A great way to get students involved in these programs is to turn lunchtime waste reduction into a competition between grades. Before announcing the launch of a “Waste-Free Wednesday” or “Litterless Lunches” program, teachers or parent volunteers can begin weighting the amount of waste generated during each lunch period to establish a baseline. When the program is launched, share the results with students and challenge each grade to reduce their waste by the greatest percentage in the school. The winning grade can be rewarded with an extra recess period, which would also promote healthy lifestyles and physical activity.
To make the program more manageable and engaging, once it is launched teachers can supervise student as they weigh their lunch periods waste. Math classes throughout the school can get involved by keeping track of the weights, calculating the percentages, comparing them to those of other grade levels and by calculating the amount of money their family saves by reducing, reusing, and recycling over time . Science classes can study how long it takes different materials to decompose, what factors influence the rate of decomposition, and the impacts waste has on our environment. “Waste-Free Wednesday” and “Litterless Lunch” programs teach students the principles of Reduce-Reuse-Recycle and can be used to help develop environmental stewards in younger generations.
The following resources will help incorporate your “Waste-Free Wednesdays,” “Litterless Lunches,” or waste management program into your class lessons:
- “Nature Recycles: Shouldn’t We All” Lesson Plan & Online Activity – This lesson was prepared as a pre and post learning activity for a field study at Hard Bargain Farm or another environmental facility, but can also be used if teachers sort lunch waste as a part of a classroom activity. The pre-lesson utilizes online activities that include packing a digital “Trash Free Lunch, comparing and ranking lunches, and “Trash Sorting.” After the waste the class produced during lunch is sorted and weighed, the post-lesson activity instructs students to fill out a Lunch Trash Data Analysis Worksheet and to have a discussion about what they have learned.
- A Trash-Free Lunch Experiment: Measuring “Before” and “After” – This article and lesson plan from the National Council for Social Studies Middle Level Learning publication describe how students at Taylor Elementary School in Arlington, VA conducted cafeteria “Trash Audits” that addressed content standards for social studies, science, health, and math.
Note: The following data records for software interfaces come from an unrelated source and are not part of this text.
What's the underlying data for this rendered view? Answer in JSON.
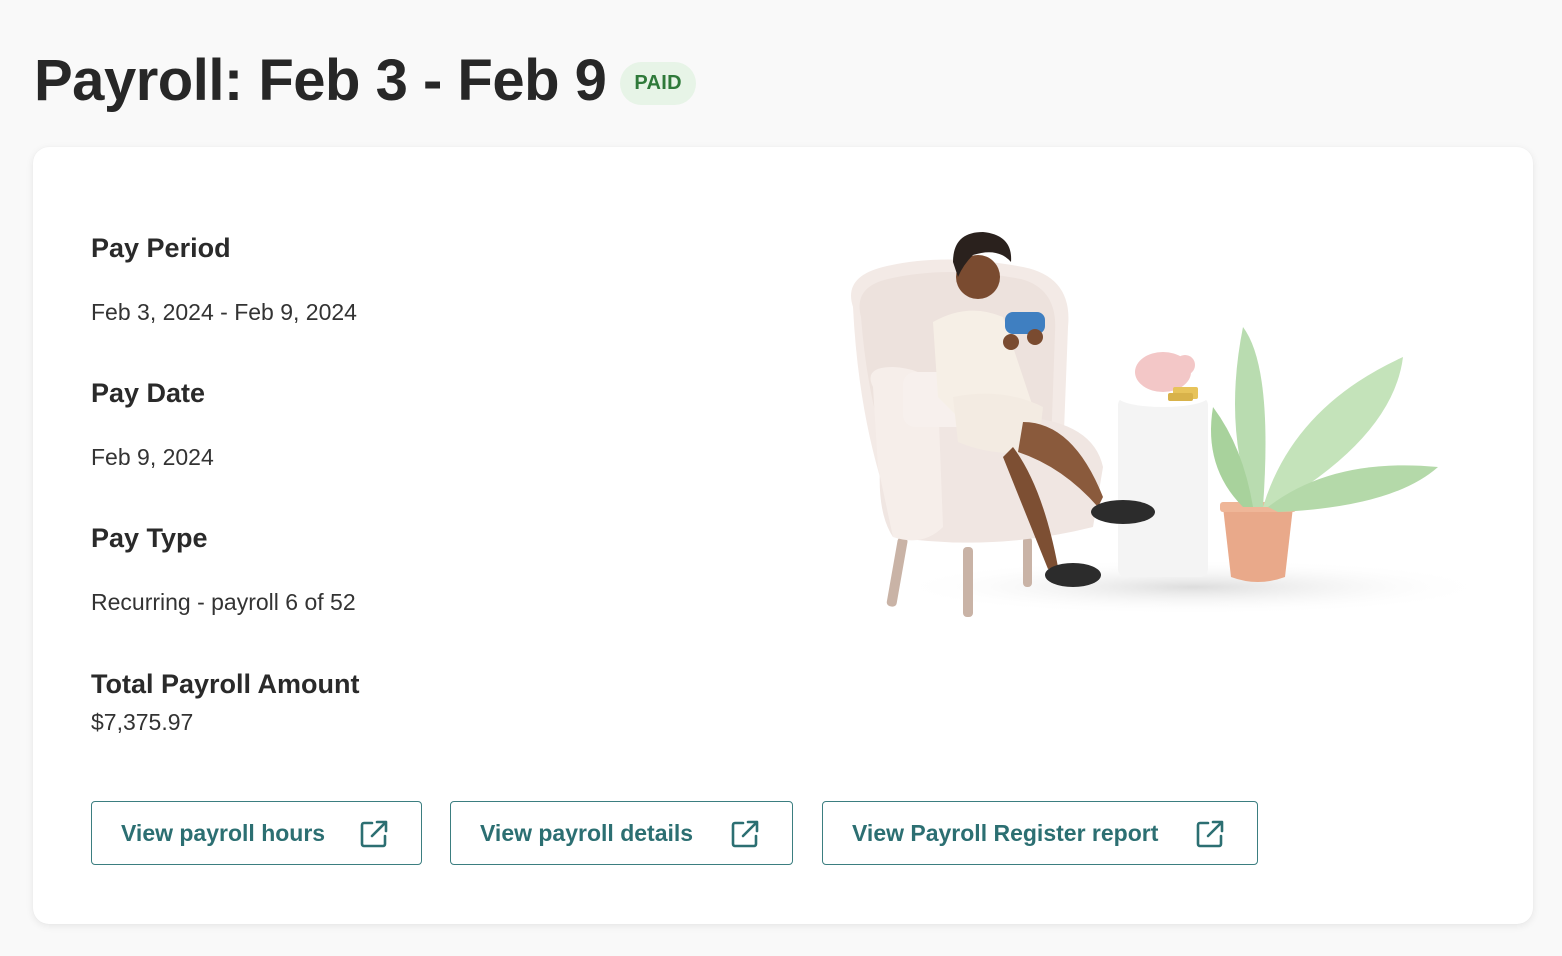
{
  "header": {
    "title": "Payroll: Feb 3 - Feb 9",
    "status": "PAID"
  },
  "details": {
    "pay_period_label": "Pay Period",
    "pay_period_value": "Feb 3, 2024 - Feb 9, 2024",
    "pay_date_label": "Pay Date",
    "pay_date_value": "Feb 9, 2024",
    "pay_type_label": "Pay Type",
    "pay_type_value": "Recurring - payroll 6 of 52",
    "total_label": "Total Payroll Amount",
    "total_value": "$7,375.97"
  },
  "actions": {
    "hours_label": "View payroll hours",
    "details_label": "View payroll details",
    "register_label": "View Payroll Register report",
    "icon": "external-link-icon"
  },
  "colors": {
    "accent": "#2c6f72",
    "badge_bg": "#e7f4e7",
    "badge_text": "#2f7a3a"
  }
}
- Biology Bottle: Decomposition Bottle – Have your students explore decomposition in a two liter soda bottle. This website provides instructions on how to construct a “Decomposition Column” and provides tips for how to use it as a teaching tool. Teachers can use this tool to teach about decomposition, waste management, recycling, and more
- EPA’s Did You Pack a Waste-Free Lunch Worksheet – This worksheet has students compare the reusable, recyclable, compostable, and waste materials in their lunches before and after the implementation of a cafeteria waste reduction program, and can be used to challenge them to individually reduce the amount of trash they generate.
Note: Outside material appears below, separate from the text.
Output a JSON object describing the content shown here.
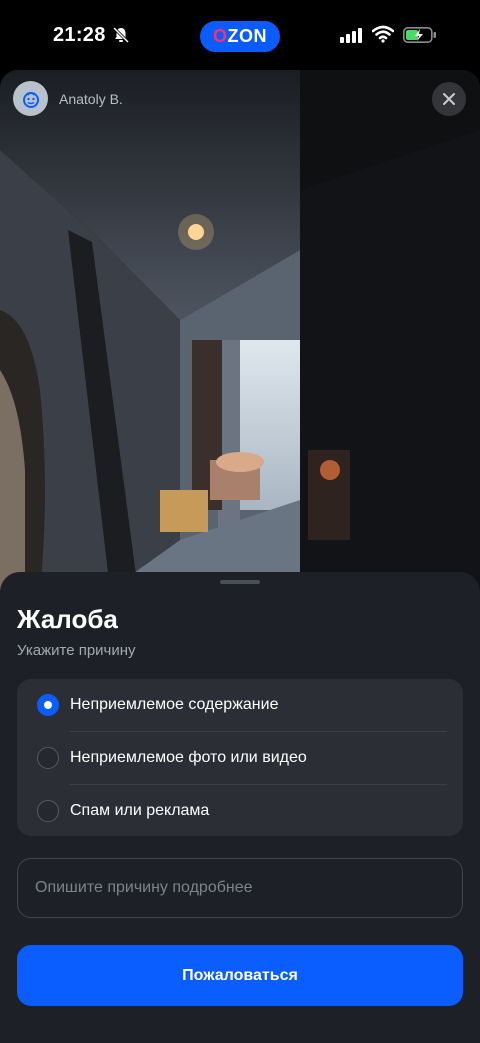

- King County’s “A Waste Free Lunch” Lesson Plan – Students in Grades 1-6 will learn how they contribute to solid waste problems in this lesson. They will also observe the types of waste in their lunches and plan a lunch that yields less waste.
- NOAA’s Protect Our Ocean Activity Book – Activities in this book are designed to teach students in Grades K-3 about the ocean, why it is important, and marine debris. Through word searches, games, and coloring pages, students will also learn about Litterless Lunches, how long it takes trash to decompose in the ocean, and marine sanctuaries.
- Ocean and You Educator Resources: Sorting Trash – This lesson focuses on teaching students about how long it takes different types of trash to decay in the ocean. It also features some great posters illustrating the time it takes for marine debris to decay.
- Resourceful Schools Project K-12 Lesson Plans – This site contains eight lesson plans that address topics from natural resources to recycling and composting.
- EPA’s Teachers Resources on Waste – This website acts as a clearing house for EPA curriculum and activity resources that focus on waste. Resources are organized by school level (grades k-5, 6-8, and 9-12) to help teachers find lessons that are appropriate for their class.
- Clean Sweep USA Lesson Plans – These lesson plans for grades 6-8 address topics on waste management, source reduction, reducing volume in landfills, composting, recycling, waste-to-energy facilities, littering, and beautification.